Aim of the exercise.
Reproduce the data exactly. Omit no record.

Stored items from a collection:
__________________________________________________

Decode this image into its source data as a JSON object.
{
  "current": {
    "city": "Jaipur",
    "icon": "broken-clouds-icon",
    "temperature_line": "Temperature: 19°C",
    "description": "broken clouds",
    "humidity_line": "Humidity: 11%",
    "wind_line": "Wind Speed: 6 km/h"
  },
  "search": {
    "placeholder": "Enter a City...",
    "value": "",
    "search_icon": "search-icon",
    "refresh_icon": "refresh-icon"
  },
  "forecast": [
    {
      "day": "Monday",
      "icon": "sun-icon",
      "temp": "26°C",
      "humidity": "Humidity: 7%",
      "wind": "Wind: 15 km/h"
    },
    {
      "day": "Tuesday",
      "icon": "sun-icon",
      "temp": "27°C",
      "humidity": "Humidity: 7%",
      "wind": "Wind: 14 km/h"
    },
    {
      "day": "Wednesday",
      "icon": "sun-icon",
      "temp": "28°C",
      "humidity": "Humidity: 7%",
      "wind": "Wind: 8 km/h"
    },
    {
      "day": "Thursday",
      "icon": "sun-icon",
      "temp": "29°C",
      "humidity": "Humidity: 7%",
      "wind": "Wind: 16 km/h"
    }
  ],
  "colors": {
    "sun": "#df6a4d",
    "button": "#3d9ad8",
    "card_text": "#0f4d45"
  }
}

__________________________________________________

Exercise response.
Decode this image into its source data as a JSON object.
{
  "current": {
    "city": "Jaipur",
    "icon": "broken-clouds-icon",
    "temperature_line": "Temperature: 19°C",
    "description": "broken clouds",
    "humidity_line": "Humidity: 11%",
    "wind_line": "Wind Speed: 6 km/h"
  },
  "search": {
    "placeholder": "Enter a City...",
    "value": "",
    "search_icon": "search-icon",
    "refresh_icon": "refresh-icon"
  },
  "forecast": [
    {
      "day": "Monday",
      "icon": "sun-icon",
      "temp": "26°C",
      "humidity": "Humidity: 7%",
      "wind": "Wind: 15 km/h"
    },
    {
      "day": "Tuesday",
      "icon": "sun-icon",
      "temp": "27°C",
      "humidity": "Humidity: 7%",
      "wind": "Wind: 14 km/h"
    },
    {
      "day": "Wednesday",
      "icon": "sun-icon",
      "temp": "28°C",
      "humidity": "Humidity: 7%",
      "wind": "Wind: 8 km/h"
    },
    {
      "day": "Thursday",
      "icon": "sun-icon",
      "temp": "29°C",
      "humidity": "Humidity: 7%",
      "wind": "Wind: 16 km/h"
    }
  ],
  "colors": {
    "sun": "#df6a4d",
    "button": "#3d9ad8",
    "card_text": "#0f4d45"
  }
}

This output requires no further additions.